TASK ITEM → Your answer should be every line of the records that contains the word "this", copied as it stands.

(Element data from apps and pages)
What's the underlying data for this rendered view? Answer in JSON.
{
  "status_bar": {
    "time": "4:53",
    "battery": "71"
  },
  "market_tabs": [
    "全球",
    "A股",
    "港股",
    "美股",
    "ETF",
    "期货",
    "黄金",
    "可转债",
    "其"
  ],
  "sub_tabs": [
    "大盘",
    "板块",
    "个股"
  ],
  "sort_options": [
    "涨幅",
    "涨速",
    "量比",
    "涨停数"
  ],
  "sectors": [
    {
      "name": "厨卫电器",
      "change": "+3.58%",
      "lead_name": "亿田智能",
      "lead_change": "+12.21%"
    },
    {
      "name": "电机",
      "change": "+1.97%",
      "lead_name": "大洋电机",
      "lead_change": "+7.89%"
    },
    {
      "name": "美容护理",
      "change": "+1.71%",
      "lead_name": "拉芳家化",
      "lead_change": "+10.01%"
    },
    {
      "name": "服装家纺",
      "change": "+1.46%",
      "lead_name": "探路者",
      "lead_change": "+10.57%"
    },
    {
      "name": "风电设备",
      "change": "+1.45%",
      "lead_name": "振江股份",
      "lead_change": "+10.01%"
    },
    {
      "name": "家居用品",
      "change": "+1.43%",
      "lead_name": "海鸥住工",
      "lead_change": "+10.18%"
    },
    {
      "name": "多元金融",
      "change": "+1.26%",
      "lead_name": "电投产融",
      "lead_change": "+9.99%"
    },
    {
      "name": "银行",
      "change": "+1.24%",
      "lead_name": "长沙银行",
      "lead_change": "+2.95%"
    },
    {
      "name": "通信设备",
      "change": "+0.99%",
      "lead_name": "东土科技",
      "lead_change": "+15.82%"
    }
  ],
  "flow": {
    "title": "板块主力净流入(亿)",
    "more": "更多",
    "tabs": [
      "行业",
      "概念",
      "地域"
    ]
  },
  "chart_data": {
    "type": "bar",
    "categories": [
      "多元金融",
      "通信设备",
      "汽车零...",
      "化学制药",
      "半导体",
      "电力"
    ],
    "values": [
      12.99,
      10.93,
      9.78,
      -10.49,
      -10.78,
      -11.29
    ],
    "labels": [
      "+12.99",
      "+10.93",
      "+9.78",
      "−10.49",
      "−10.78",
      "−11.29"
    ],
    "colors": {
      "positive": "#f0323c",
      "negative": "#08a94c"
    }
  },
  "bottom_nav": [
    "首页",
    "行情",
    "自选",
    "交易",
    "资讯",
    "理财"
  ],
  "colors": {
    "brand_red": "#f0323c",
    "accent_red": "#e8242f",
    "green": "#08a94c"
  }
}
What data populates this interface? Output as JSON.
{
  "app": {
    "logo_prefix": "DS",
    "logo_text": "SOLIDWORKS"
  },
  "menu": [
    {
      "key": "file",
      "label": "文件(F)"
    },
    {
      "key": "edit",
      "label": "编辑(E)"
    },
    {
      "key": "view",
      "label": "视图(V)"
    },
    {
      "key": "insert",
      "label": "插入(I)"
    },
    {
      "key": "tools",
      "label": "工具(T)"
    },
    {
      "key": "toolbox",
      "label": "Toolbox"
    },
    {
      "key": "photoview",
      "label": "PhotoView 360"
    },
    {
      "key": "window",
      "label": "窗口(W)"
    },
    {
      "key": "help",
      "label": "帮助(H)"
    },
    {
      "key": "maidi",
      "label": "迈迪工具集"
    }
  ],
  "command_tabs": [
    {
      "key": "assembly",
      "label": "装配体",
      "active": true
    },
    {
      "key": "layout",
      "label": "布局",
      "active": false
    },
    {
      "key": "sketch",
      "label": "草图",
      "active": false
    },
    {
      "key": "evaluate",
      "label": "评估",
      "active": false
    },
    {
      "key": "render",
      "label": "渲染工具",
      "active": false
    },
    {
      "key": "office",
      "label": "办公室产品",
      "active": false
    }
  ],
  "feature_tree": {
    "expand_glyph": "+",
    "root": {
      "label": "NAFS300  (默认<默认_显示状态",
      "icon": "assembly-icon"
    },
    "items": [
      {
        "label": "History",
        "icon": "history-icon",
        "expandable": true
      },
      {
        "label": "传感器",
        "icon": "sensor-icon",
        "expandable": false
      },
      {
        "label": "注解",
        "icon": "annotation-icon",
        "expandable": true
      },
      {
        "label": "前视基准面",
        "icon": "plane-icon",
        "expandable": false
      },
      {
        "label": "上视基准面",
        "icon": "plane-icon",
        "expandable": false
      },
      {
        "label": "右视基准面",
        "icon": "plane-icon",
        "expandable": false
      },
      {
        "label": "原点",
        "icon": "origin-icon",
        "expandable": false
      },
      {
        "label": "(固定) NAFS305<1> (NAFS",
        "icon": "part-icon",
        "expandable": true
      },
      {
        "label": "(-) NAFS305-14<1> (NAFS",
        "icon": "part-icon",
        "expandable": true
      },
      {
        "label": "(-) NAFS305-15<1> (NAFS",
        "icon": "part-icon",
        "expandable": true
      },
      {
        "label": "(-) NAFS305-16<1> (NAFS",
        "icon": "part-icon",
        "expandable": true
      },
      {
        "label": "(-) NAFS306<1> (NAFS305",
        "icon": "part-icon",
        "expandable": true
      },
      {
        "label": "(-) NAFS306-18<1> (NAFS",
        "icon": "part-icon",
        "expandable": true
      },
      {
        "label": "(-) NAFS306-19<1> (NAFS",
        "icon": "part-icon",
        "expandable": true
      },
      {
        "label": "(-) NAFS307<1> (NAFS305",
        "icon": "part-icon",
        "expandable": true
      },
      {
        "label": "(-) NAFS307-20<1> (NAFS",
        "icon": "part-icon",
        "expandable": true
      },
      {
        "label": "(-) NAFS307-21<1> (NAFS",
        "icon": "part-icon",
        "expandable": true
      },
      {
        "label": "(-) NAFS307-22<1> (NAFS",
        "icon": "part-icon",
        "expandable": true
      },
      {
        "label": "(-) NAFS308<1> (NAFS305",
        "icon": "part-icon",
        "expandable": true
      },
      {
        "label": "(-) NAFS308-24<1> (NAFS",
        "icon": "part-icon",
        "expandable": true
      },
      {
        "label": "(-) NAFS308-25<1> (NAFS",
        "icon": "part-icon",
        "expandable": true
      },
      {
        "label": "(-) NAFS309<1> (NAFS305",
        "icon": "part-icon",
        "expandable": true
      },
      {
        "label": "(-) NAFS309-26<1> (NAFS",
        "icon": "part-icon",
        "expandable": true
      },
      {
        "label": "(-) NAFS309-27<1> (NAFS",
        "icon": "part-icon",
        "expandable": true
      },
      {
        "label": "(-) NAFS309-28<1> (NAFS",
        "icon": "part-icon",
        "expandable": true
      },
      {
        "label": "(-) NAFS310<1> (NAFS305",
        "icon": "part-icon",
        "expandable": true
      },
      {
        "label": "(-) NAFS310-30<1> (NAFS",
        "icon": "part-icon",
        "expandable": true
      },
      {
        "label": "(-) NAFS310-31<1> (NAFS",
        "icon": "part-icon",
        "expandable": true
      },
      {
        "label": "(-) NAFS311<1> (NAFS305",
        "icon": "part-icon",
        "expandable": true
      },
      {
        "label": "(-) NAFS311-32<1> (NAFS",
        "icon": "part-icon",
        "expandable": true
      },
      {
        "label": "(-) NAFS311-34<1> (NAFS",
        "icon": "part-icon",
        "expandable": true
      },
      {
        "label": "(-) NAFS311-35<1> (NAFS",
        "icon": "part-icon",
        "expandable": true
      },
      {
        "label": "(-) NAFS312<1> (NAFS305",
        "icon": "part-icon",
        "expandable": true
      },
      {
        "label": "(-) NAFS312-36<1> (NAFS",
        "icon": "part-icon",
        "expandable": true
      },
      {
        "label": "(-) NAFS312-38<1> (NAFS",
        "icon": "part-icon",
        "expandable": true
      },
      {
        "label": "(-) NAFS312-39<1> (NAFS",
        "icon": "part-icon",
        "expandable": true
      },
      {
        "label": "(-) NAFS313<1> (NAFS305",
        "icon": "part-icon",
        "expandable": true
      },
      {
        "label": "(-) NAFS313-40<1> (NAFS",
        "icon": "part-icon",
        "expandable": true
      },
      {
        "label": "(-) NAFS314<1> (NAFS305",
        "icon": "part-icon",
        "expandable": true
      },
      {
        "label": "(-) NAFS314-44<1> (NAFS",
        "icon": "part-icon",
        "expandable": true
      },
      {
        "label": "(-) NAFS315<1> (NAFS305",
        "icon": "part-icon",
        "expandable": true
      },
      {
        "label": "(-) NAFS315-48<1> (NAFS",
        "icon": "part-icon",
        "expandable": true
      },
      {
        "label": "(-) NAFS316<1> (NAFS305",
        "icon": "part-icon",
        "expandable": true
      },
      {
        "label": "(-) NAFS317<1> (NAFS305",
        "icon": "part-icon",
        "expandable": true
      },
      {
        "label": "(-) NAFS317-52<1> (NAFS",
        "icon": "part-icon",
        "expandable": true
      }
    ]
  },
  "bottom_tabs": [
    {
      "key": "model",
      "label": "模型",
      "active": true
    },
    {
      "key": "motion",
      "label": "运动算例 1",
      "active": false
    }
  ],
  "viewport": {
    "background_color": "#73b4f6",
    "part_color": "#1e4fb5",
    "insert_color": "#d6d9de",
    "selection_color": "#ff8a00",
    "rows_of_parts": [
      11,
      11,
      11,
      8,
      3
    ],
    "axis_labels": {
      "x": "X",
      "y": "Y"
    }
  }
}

RESPONSE BOX →
What's the underlying data for this rendered view? Answer in JSON.
What data populates this interface? Output as JSON.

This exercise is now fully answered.